Source records:
-- Opening Marker --

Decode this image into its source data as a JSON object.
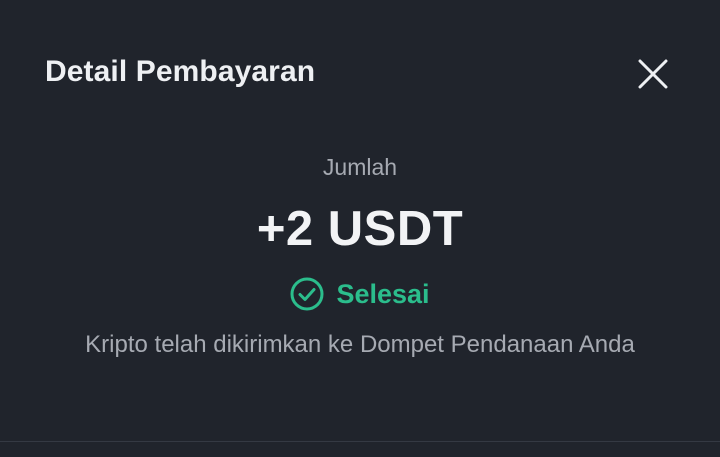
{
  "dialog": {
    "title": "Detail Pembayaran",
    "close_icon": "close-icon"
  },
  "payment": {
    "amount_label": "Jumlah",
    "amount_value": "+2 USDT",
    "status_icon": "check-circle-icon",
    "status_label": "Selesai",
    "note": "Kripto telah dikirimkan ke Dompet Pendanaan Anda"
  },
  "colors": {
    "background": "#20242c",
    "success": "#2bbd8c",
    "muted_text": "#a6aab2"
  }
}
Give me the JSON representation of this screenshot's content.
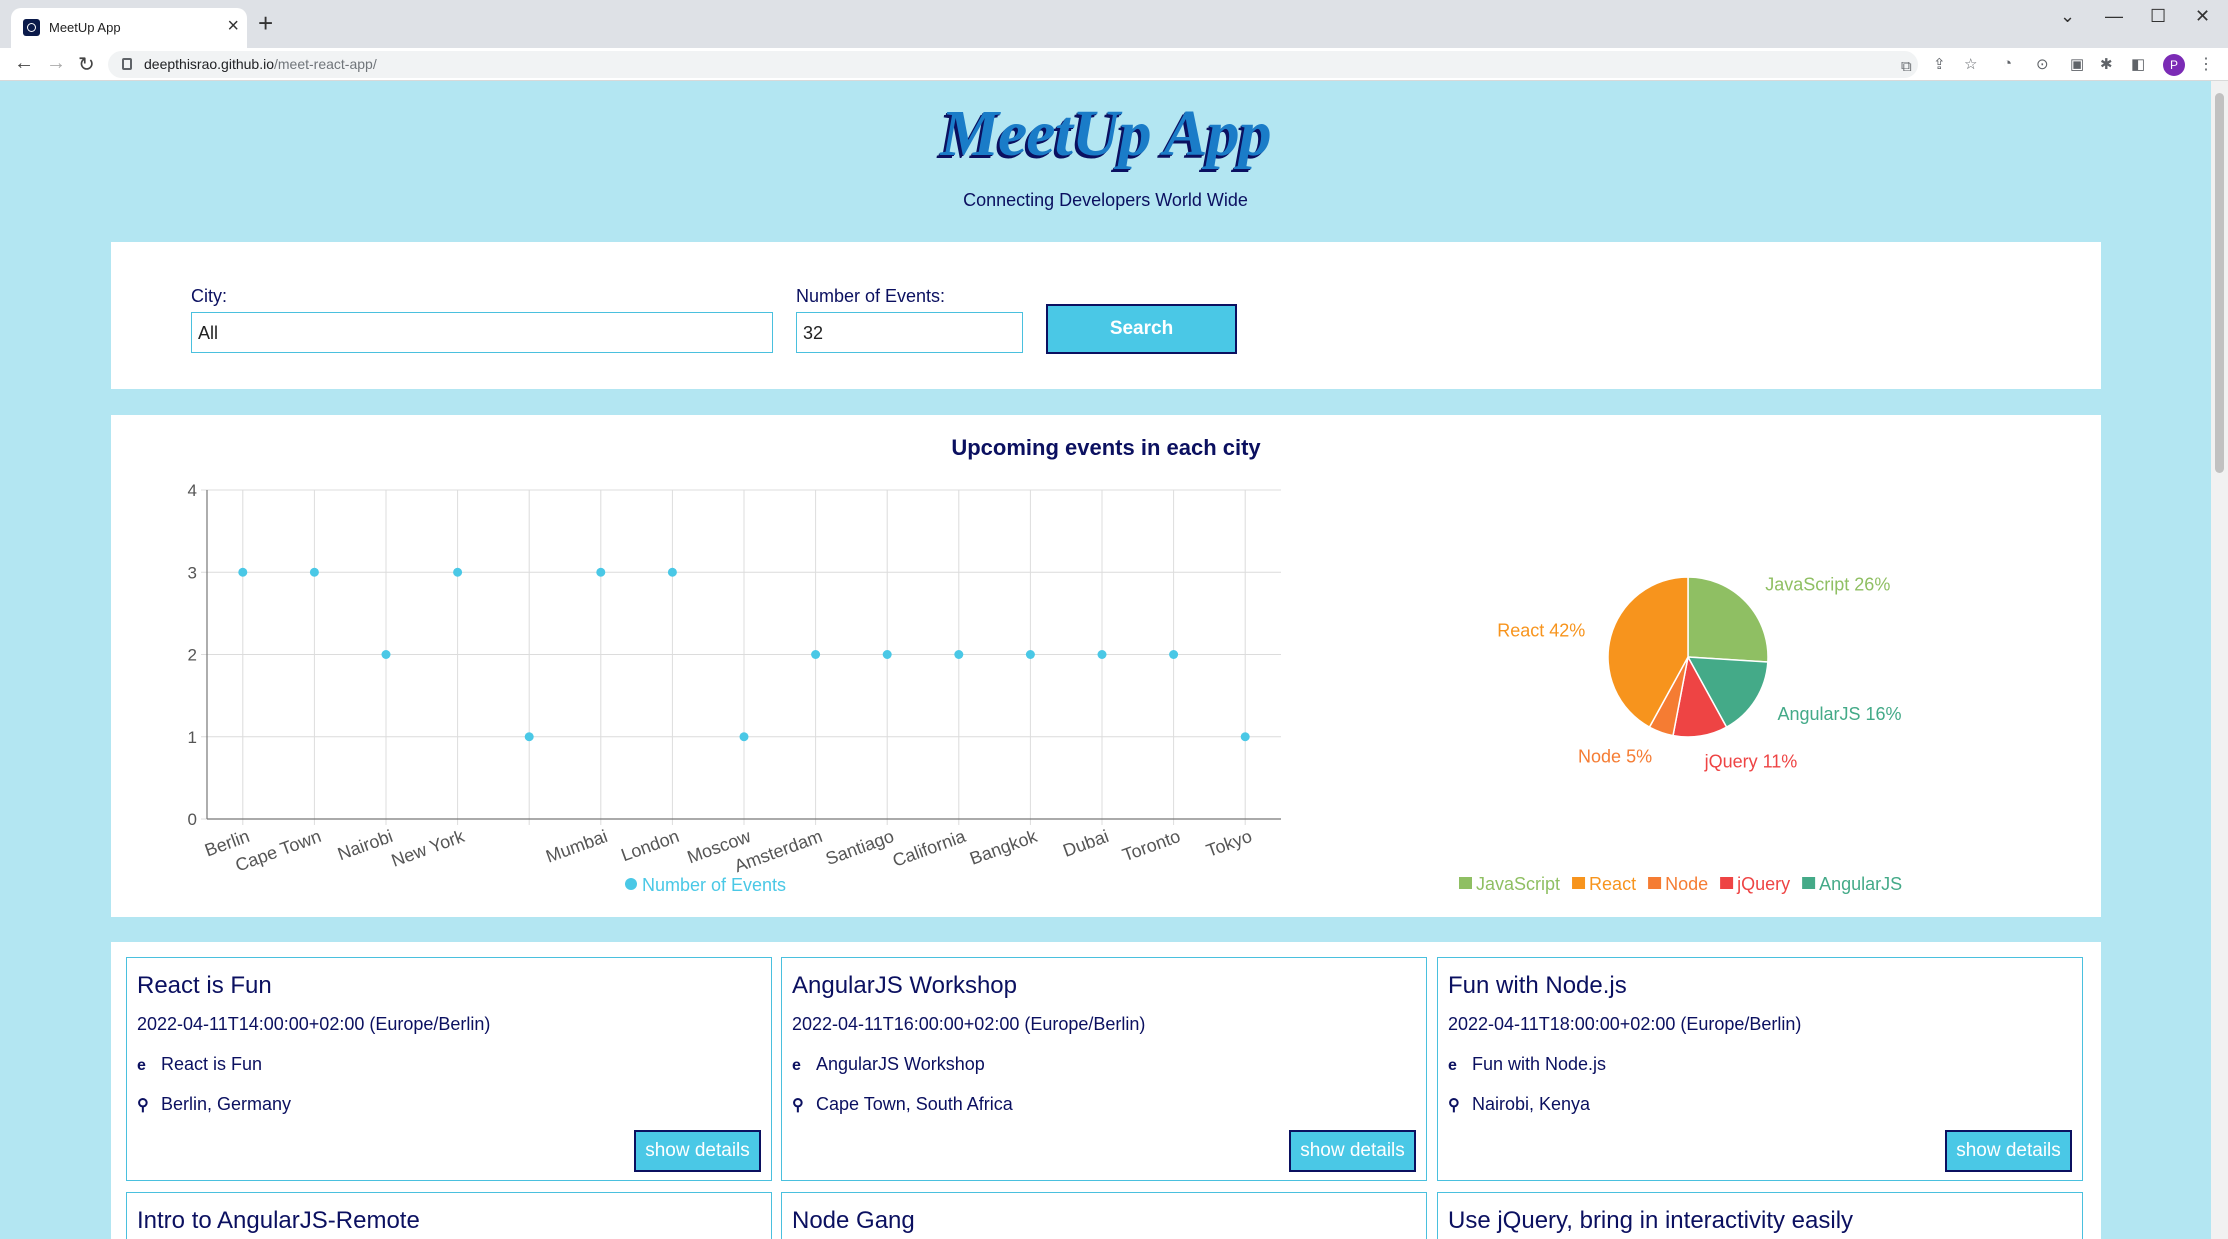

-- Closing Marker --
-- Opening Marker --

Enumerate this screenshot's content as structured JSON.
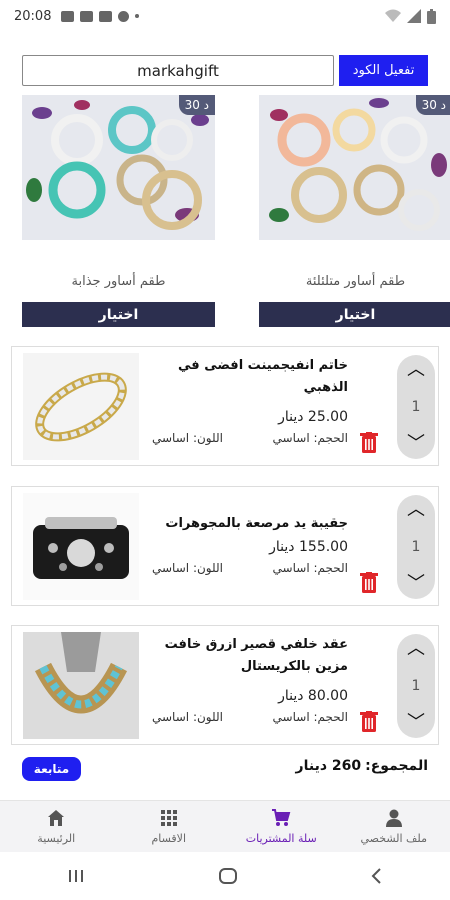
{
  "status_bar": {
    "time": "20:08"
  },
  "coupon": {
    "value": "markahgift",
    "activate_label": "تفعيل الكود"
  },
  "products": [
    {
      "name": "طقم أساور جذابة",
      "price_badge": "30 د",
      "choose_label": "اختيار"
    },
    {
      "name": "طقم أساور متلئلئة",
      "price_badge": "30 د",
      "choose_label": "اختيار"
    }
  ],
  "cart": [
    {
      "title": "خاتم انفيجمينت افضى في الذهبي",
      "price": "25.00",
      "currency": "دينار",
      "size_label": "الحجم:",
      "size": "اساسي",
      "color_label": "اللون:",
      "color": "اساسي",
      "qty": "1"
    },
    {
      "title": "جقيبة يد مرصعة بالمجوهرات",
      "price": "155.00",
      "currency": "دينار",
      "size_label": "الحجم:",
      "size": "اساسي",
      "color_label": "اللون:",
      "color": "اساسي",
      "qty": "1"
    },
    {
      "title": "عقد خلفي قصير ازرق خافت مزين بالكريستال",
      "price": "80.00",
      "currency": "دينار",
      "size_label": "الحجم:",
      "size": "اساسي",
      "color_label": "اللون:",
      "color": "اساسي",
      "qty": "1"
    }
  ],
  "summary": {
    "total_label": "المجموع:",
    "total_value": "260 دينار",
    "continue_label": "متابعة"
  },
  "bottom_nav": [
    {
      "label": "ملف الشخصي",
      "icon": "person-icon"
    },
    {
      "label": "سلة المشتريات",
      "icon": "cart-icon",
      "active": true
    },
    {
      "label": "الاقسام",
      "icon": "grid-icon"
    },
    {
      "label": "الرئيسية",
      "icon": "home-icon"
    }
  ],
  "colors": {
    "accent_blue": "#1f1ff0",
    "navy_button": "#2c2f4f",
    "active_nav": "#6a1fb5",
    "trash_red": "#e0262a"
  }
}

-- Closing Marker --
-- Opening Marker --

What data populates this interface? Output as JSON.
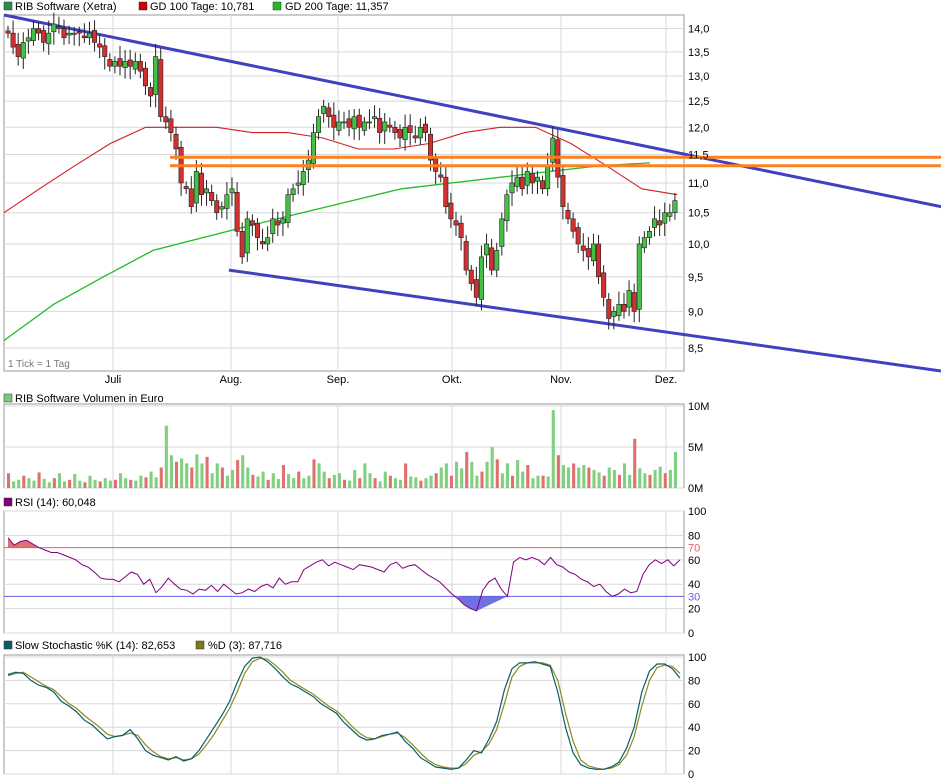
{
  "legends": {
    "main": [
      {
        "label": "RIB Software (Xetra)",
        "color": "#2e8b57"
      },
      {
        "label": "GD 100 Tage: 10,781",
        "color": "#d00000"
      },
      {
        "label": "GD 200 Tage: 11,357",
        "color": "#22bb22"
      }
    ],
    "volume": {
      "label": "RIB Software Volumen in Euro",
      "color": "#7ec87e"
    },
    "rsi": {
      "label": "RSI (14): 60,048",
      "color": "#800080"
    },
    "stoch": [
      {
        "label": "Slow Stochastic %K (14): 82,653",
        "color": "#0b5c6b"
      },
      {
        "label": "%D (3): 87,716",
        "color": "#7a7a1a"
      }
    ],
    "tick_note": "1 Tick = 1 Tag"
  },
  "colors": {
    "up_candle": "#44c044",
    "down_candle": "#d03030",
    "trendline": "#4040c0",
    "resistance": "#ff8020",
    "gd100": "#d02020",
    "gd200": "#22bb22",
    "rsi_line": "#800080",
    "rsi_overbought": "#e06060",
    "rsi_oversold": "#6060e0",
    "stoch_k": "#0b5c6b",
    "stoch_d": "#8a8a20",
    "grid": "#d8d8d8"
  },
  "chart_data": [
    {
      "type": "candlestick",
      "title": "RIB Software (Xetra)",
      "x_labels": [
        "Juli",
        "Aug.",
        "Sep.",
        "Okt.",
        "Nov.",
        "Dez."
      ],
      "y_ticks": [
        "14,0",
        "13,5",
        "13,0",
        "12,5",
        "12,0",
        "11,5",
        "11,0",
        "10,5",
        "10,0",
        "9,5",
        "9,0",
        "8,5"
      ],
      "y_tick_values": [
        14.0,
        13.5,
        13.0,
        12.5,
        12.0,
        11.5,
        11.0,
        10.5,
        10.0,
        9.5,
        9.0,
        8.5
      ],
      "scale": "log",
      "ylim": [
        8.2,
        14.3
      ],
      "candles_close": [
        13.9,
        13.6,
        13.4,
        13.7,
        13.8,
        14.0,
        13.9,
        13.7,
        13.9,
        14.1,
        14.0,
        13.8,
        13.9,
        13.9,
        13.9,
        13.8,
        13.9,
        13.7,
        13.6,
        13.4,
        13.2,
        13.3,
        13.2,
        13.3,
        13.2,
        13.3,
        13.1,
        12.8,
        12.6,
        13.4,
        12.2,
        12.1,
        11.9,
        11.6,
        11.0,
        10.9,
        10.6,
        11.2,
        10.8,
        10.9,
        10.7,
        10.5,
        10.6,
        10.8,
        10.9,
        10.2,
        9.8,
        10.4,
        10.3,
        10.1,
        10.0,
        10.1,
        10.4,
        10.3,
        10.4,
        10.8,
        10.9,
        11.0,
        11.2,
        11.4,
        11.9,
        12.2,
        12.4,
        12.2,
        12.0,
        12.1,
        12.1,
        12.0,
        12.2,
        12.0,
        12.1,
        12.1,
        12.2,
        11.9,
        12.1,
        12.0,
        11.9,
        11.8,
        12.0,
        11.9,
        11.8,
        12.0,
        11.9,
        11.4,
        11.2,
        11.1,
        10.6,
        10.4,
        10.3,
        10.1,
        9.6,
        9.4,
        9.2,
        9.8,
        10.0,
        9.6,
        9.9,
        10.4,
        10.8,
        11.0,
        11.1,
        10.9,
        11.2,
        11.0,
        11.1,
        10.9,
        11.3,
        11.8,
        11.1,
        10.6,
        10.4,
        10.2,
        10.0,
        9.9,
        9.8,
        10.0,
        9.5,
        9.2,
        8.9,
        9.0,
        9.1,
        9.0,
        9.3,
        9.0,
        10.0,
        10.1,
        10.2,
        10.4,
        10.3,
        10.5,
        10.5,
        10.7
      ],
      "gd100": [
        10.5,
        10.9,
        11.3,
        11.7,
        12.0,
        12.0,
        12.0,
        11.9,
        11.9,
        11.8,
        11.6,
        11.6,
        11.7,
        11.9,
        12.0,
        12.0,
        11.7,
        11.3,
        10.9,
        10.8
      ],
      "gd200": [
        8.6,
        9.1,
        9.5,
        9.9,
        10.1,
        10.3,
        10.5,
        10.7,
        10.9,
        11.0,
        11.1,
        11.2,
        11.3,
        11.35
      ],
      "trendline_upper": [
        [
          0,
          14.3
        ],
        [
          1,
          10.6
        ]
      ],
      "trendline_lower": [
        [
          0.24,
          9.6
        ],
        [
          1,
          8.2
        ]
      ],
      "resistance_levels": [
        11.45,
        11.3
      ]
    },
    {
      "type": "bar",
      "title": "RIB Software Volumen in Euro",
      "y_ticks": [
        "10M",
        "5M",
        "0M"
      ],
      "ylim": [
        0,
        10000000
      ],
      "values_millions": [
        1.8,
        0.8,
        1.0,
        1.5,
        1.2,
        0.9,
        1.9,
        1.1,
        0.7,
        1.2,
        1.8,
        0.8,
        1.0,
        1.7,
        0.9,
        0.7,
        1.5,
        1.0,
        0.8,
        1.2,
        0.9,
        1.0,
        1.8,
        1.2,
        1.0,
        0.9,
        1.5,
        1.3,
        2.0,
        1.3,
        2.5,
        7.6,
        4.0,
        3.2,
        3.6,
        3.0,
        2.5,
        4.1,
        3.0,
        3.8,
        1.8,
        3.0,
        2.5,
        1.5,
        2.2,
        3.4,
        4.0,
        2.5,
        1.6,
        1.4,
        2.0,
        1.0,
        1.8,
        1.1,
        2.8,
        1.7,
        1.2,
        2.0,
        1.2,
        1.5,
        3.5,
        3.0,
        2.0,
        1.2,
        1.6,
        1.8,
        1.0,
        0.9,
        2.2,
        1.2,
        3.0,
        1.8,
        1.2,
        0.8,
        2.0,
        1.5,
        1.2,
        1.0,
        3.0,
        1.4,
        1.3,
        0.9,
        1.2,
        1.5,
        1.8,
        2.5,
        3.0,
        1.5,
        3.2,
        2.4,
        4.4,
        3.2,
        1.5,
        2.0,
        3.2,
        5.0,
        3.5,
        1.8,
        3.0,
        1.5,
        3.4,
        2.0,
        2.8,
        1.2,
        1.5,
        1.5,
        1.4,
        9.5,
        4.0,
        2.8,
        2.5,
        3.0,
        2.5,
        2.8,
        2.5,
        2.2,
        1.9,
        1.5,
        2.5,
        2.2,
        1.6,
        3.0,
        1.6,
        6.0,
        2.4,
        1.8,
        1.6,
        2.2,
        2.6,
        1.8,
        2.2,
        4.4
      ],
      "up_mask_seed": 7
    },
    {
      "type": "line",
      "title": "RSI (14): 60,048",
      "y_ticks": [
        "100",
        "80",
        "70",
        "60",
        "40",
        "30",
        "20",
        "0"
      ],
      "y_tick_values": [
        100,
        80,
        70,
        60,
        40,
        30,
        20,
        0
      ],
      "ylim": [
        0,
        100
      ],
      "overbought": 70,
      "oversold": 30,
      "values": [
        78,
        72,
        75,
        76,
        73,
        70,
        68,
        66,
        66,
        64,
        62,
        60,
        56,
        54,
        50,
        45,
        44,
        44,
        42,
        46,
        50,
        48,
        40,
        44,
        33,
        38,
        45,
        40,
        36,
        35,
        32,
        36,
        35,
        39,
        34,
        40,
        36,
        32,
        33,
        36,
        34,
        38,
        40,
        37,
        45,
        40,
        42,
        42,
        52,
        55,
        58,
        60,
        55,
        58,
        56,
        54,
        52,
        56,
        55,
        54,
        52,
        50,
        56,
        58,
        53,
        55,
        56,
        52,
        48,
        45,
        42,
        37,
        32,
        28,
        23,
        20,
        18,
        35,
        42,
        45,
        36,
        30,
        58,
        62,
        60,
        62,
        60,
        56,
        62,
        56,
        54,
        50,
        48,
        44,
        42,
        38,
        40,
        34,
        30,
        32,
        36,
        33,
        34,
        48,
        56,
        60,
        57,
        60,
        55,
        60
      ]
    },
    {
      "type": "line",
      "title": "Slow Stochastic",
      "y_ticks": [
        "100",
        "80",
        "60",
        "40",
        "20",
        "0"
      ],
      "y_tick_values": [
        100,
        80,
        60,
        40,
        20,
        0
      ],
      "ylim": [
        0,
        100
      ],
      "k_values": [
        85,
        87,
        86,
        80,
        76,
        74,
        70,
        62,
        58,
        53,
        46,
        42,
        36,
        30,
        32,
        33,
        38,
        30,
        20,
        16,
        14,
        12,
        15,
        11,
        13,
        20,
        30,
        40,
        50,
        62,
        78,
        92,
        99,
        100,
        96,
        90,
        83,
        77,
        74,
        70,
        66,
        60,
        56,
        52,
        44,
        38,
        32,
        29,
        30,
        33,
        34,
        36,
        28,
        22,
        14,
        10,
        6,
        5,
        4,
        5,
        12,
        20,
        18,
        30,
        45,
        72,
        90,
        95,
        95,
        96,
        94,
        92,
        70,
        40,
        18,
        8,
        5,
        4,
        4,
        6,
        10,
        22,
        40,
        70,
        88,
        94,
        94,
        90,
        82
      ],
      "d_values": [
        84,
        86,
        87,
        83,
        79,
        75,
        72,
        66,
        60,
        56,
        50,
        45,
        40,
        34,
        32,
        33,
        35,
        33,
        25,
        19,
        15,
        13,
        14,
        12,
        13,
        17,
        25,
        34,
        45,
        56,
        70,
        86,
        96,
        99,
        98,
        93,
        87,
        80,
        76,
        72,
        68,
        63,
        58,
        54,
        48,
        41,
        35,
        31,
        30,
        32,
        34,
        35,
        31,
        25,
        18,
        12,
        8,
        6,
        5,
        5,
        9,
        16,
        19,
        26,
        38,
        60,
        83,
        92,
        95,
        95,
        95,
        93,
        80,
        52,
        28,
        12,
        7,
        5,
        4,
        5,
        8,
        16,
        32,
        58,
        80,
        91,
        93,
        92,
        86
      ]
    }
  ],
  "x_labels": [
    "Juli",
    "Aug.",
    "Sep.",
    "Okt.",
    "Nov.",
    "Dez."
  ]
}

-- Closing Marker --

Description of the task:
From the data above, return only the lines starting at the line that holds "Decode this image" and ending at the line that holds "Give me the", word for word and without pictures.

Result for this task:
Decode this image into its source data as a JSON object.
{
  "dialog": {
    "title": "Detail Pembayaran",
    "close_icon": "close-icon"
  },
  "payment": {
    "amount_label": "Jumlah",
    "amount_value": "+2 USDT",
    "status_icon": "check-circle-icon",
    "status_label": "Selesai",
    "note": "Kripto telah dikirimkan ke Dompet Pendanaan Anda"
  },
  "colors": {
    "background": "#20242c",
    "success": "#2bbd8c",
    "muted_text": "#a6aab2"
  }
}
Give me the JSON representation of this screenshot's content.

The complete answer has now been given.